Nearly half a million years ago, the most advanced human yet roams Europe. Strong and powerful, Homo heidelbergensis are fierce hunters, use sophisticated tools and live in close-knit family groups. Over 200,000 years they become split into two populations by extremes of weather and environment and evolve separately into two very different species. In the North are the Neanderthals, whose physical power and resilience is the key to surviving in ice age Northern Europe. About 140,000 years ago, Africa is in the grip of a devastating drought, and something remarkable has happened to the descendants of heidelbergensis who live there. The combination of environment and chance has bred in them a unique ability that will change the course of human history. It will be this small band of southern survivors, perhaps numbering just a few tens of thousands, who will come to dominate the world and be known as Homo sapiens.
Series: Walking with Cavemen

4000 Year Old Cold Case: The Body in the Bog

   2013    History
A 4000-year-old body is found preserved in an Irish peat bog, in Cashel, Ireland. To scientists and historians, it could offer brand new clues to solve an ancient mystery: the hundreds of bodies found mummified in the boglands of Northern Europe. Now, will Cashel Man help prove the theory these Irish victims were ancient kings? And what clues can the bog bodies of Europe offer to explain our ancestors' most macabre tradition - ritual murder? Meanwhile, that question could be answered by the bog itself.

The Day Pictures Were Born

   2006    Art
Dr Nigel Spivey explores how art influences life by tracing the development of the image from cave paintings to our modern obsession with images. Dr. Spivey begins his investigation by travelling to the Cave of Altamira near the town of Santillana del Mar in Cantabria, Spain, where in 1879 a young girls exclamation of 'Papa, look, oxen!' to her father, local amateur archaeologist Marcelino Sanz de Sautuola, is explained to have meant that Maria had just become the first modern human to set eyes on the first gallery of prehistoric paintings ever to be discovered.
Series: How Art Made the World

The Lost Tribes of Humanity

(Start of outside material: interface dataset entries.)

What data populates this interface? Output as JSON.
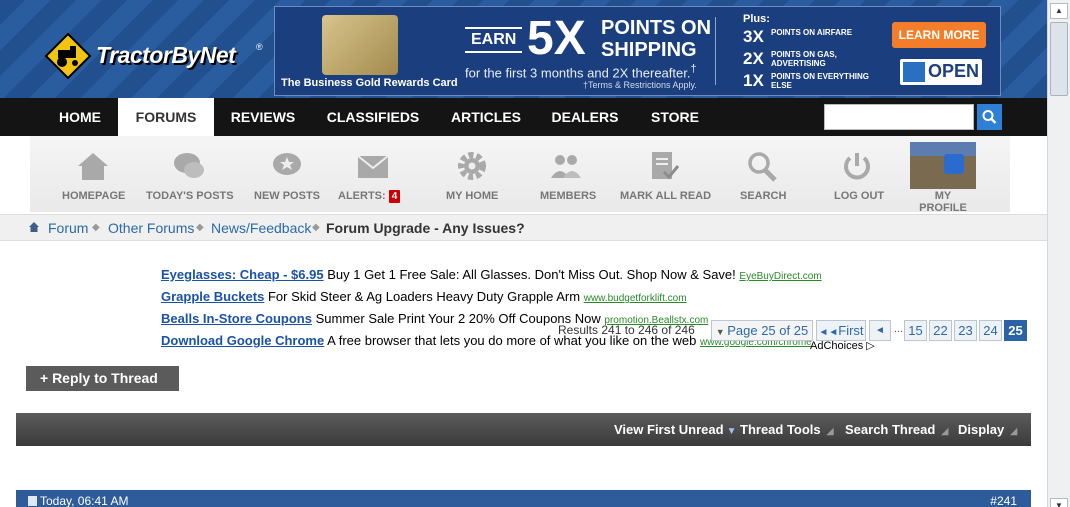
{
  "logo": {
    "text": "TractorByNet",
    "tm": "®"
  },
  "banner": {
    "card_label": "The Business Gold Rewards Card",
    "earn": "EARN",
    "big": "5X",
    "points_line1": "POINTS ON",
    "points_line2": "SHIPPING",
    "first_months": "for the first 3 months and 2X thereafter.",
    "dagger": "†",
    "terms": "†Terms & Restrictions Apply.",
    "plus": "Plus:",
    "tiers": [
      {
        "mult": "3X",
        "desc": "POINTS ON AIRFARE"
      },
      {
        "mult": "2X",
        "desc": "POINTS ON GAS, ADVERTISING"
      },
      {
        "mult": "1X",
        "desc": "POINTS ON EVERYTHING ELSE"
      }
    ],
    "learn_more": "LEARN MORE",
    "open": "OPEN"
  },
  "nav": {
    "tabs": [
      {
        "label": "HOME"
      },
      {
        "label": "FORUMS"
      },
      {
        "label": "REVIEWS"
      },
      {
        "label": "CLASSIFIEDS"
      },
      {
        "label": "ARTICLES"
      },
      {
        "label": "DEALERS"
      },
      {
        "label": "STORE"
      }
    ],
    "active": "FORUMS",
    "search_placeholder": ""
  },
  "toolbar": {
    "items": [
      {
        "label": "HOMEPAGE",
        "icon": "house-icon"
      },
      {
        "label": "TODAY'S POSTS",
        "icon": "chat-bubbles-icon"
      },
      {
        "label": "NEW POSTS",
        "icon": "chat-star-icon"
      },
      {
        "label": "ALERTS:",
        "icon": "envelope-icon",
        "badge": "4"
      },
      {
        "label": "MY HOME",
        "icon": "gear-icon"
      },
      {
        "label": "MEMBERS",
        "icon": "people-icon"
      },
      {
        "label": "MARK ALL READ",
        "icon": "document-check-icon"
      },
      {
        "label": "SEARCH",
        "icon": "magnifier-icon"
      },
      {
        "label": "LOG OUT",
        "icon": "power-icon"
      }
    ],
    "profile_label": "MY PROFILE"
  },
  "breadcrumb": {
    "items": [
      "Forum",
      "Other Forums",
      "News/Feedback"
    ],
    "current": "Forum Upgrade - Any Issues?"
  },
  "ads": [
    {
      "title": "Eyeglasses: Cheap - $6.95",
      "desc": "Buy 1 Get 1 Free Sale: All Glasses. Don't Miss Out. Shop Now & Save!",
      "url": "EyeBuyDirect.com"
    },
    {
      "title": "Grapple Buckets",
      "desc": "For Skid Steer & Ag Loaders Heavy Duty Grapple Arm",
      "url": "www.budgetforklift.com"
    },
    {
      "title": "Bealls In-Store Coupons",
      "desc": "Summer Sale Print Your 2 20% Off Coupons Now",
      "url": "promotion.Beallstx.com"
    },
    {
      "title": "Download Google Chrome",
      "desc": "A free browser that lets you do more of what you like on the web",
      "url": "www.google.com/chrome"
    }
  ],
  "adchoices": "AdChoices ▷",
  "pagination": {
    "results": "Results 241 to 246 of 246",
    "page_of": "Page 25 of 25",
    "first": "First",
    "prev": "◄",
    "ellipsis": "...",
    "pages": [
      "15",
      "22",
      "23",
      "24"
    ],
    "current": "25"
  },
  "reply_button": "+ Reply to Thread",
  "thread_bar": {
    "view_first_unread": "View First Unread",
    "thread_tools": "Thread Tools",
    "search_thread": "Search Thread",
    "display": "Display"
  },
  "post": {
    "date": "Today, 06:41 AM",
    "number": "#241"
  }
}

   2017    History
Alice Roberts explores the latest discoveries in the study of human origins, revealing the transformation that has been brought about in this field by genetics. Traditional Palaeoanthropology, based on fossils, is being transformed by advanced genome sequencing techniques. We now know that there were at least four other distinct species of human on the planet at the same time as us - some of them identified from astonishingly well-preserved DNA extracted from 50,000-year-old bones, others hinted at by archaic sections of DNA hidden in our modern genome. What's more, we now know that our ancestors met and interacted with these other humans, in ways that still have ramifications today. Alice uses these revelations to update our picture of the human family tree.
Atom
Atom

   2007    Science
Planet Earth II
Planet Earth II

   2016    Nature
Cosmos: Possible Worlds
Cosmos: Possible Worlds

   2020    Science
Inner Worlds Outer Worlds
Inner Worlds Outer Worlds

   2012    Culture
Planet Earth II
Planet Earth II

   2016    Nature
Senna
Senna

   2010    Culture
Planet Earth
Planet Earth

   2007    Nature
Leaving Neverland
Leaving Neverland

   2019    Culture